'Poor Things' (dir. Yorgos Lanthimos) Film Review | JG Review
'Poor Things, dir. Yorgos Lanthimos (141mins) | In Theatres January 12th, 2024
Hey there, divas. This review has taken a little longer to write up than anticipated, not least in part due to my own capitulation to the so-called 'BFI Flu', which has rattled the lungs of almost everyone at the festival. There was also the small matter (by which I mean small in size, and not in importance) of a baby. You see, I entered the screening of Yorgos Lanthimos' latest flick already on the edge of my seat; my sister-in-law had gone into labour 48 hours earlier, and I still hadn't heard anything from my brother when I sat down to commence this showing.
As Poor Things came to a conclusion and I was able to check my phone I still hadn't received a text, but about 20 minutes after the credits had rolled, while mid-way through an Americano order in a nearby Cafe Nero, I got the good news. I'd like to publicly apologise here to the kindly barista in Leicester Square who was serving me when I got the green flag; I too would be confused if a man came into my store at 10.30am and started showing me photos of a newborn whilst beaming "look—she's finally here!"
By the time I arrived at the hospital a double rainbow had appeared in the sky, as if to biblically herald the baby's arrival (I'm sure I saw three kings shuffle past the Simply Food as I gave my brother a hug). These contemporaneous events thus prompt me to dedicate this review to my newborn niece; don't worry little one, you'll be the proud owner of a JG Review baby-grow in due course...
It’s apt, then, that Yorgos Lanthimos’ Poor Things is itself an ode to the trials and tribulations of growing up—albeit one told through a distinctly gothic, morbid lens.

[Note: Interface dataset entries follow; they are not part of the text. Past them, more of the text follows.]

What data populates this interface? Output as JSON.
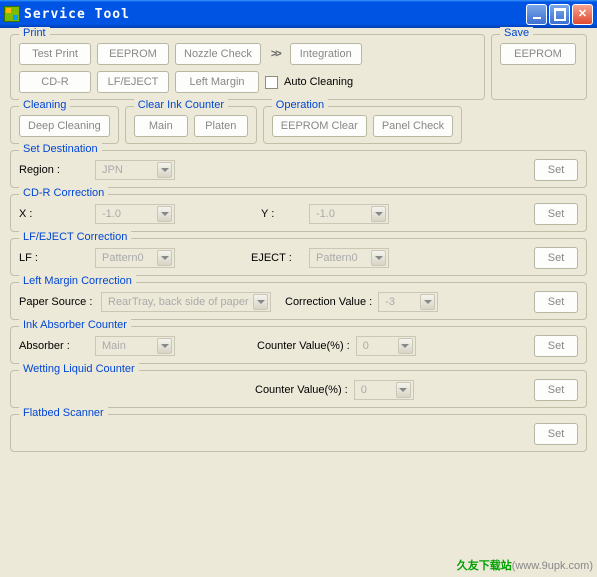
{
  "title": "Service Tool",
  "print": {
    "legend": "Print",
    "testPrint": "Test Print",
    "eeprom": "EEPROM",
    "nozzleCheck": "Nozzle Check",
    "integration": "Integration",
    "cdr": "CD-R",
    "lfEject": "LF/EJECT",
    "leftMargin": "Left Margin",
    "autoCleaning": "Auto Cleaning"
  },
  "save": {
    "legend": "Save",
    "eeprom": "EEPROM"
  },
  "cleaning": {
    "legend": "Cleaning",
    "deep": "Deep Cleaning"
  },
  "clearInk": {
    "legend": "Clear Ink Counter",
    "main": "Main",
    "platen": "Platen"
  },
  "operation": {
    "legend": "Operation",
    "eepromClear": "EEPROM Clear",
    "panelCheck": "Panel Check"
  },
  "setDest": {
    "legend": "Set Destination",
    "regionLabel": "Region :",
    "regionValue": "JPN",
    "set": "Set"
  },
  "cdrCorr": {
    "legend": "CD-R Correction",
    "xLabel": "X :",
    "xValue": "-1.0",
    "yLabel": "Y :",
    "yValue": "-1.0",
    "set": "Set"
  },
  "lfEjectCorr": {
    "legend": "LF/EJECT Correction",
    "lfLabel": "LF :",
    "lfValue": "Pattern0",
    "ejectLabel": "EJECT :",
    "ejectValue": "Pattern0",
    "set": "Set"
  },
  "leftMarginCorr": {
    "legend": "Left Margin Correction",
    "paperSourceLabel": "Paper Source :",
    "paperSourceValue": "RearTray, back side of paper",
    "corrValLabel": "Correction Value :",
    "corrVal": "-3",
    "set": "Set"
  },
  "inkAbs": {
    "legend": "Ink Absorber Counter",
    "absorberLabel": "Absorber :",
    "absorberValue": "Main",
    "counterLabel": "Counter Value(%) :",
    "counterValue": "0",
    "set": "Set"
  },
  "wetting": {
    "legend": "Wetting Liquid Counter",
    "counterLabel": "Counter Value(%) :",
    "counterValue": "0",
    "set": "Set"
  },
  "flatbed": {
    "legend": "Flatbed Scanner",
    "set": "Set"
  },
  "watermark": {
    "site": "久友下载站",
    "url": "(www.9upk.com)"
  }
}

The film follows Emma Stone’s Bella Baxter, whose very young mind at the beginning of the film is stretched, stuffed and stimulated during an odyssey across a heavily stylised Europe. And that’s where I’d like to start this review—on the subject of Lanthimos’ stylisation.
The director has always had distinct visual flair (his use of digital photography in The Favourite, for example, was quite impressive). Still, his uber-stylised depictions of Paris, Lisbon and London in Poor Things feel more successful than anything he's achieved before, and stand spiritually in line with the cinematic visions of Burton and Del Toro. The psychedelic, gothic landscapes that form Bella’s global playground feel genuinely whimsical to traverse, rich with perversion and pomp, and the artistry that Lanthimos brings to these sets is - honestly - pretty impeccable.
This masterclass in world-building is made all the more impactful given our protagonist's initial entrapment within ‘God’s House’ (referring not to the bearded man upstairs, but to Willem Defoe’s ‘Godfrey’, who here plays a Victor Frankenstein-like role). The prologue sees Bella housebound, and takes a cue from The Wizard of Oz in that it's shot exclusively in black and white. Bella's eventual exit is typified by a cinematic transition into technicolour; Lanthimos' big-wide-world offers the viewer (just as it offers Bella herself) with a stunning, boots-the-house-down colour explosion, eliciting awe, yes, but intimidation too. It's a filmic cliche, but Lanthimos makes it impressive and effective nonetheless.
But 'Poor Things' offers more than just mise-en-scène; this provocative adaptation of Alasdair Gray's novel (of the same name) offers a refreshing new take on the Frankenstein tale, posing questions about feminine agency, sexuality and social mobility in a mode that Emma Stone feels particularly suited to. The actress brings an immense warmth to Bella, who begins the film as a non-verbal child and eventually evolves into a character that has the potential to become quite beloved in the horror canon. Stone's comedic chops are also on display in full-force; she has a real knack for re-energising platitudes that could bog down a lesser performer.
The wider cast are all pretty swell here, too. Defoe impresses in his supporting role, and Mark Ruffalo is also pleasing (despite a very questionable accent choice). I was lucky enough, too, to have a fan-favourite guest attend my screening of Poor Things; those who have also read my Saltburn review might remember the chortling Santa Claus impersonator I sat next to during the film. You'll all be relieved to know he's safe and well, for his "oh ho hos" were literally echoing throughout the cinema, occasionally prompting laughter from the rest of us in response to his overly-vocal satisfaction.
I need to wrap up this messy little review (which I'll admit has been more of a memoir than a film discussion), so I'll try and get back on topic. This isn't a film that everyone will enjoy, not least due to the blackness of its humour, but fans of Lanthimos and fans of The Favourite will certainly enjoy the ride. Though it drags a little in its second act and doesn't quite live up to his Coleman-led predecessor, I found Poor Things to be wholly enjoyable and even funnier than expected. Only once did I find it truly distasteful, in which an r-slur joke was made at the expense of those with learning difficulties, but the film's grand budget and vision indicates an exciting future for the director; should he continue down this route, we could be in line for some iconic visual masterpieces.
Written by James Green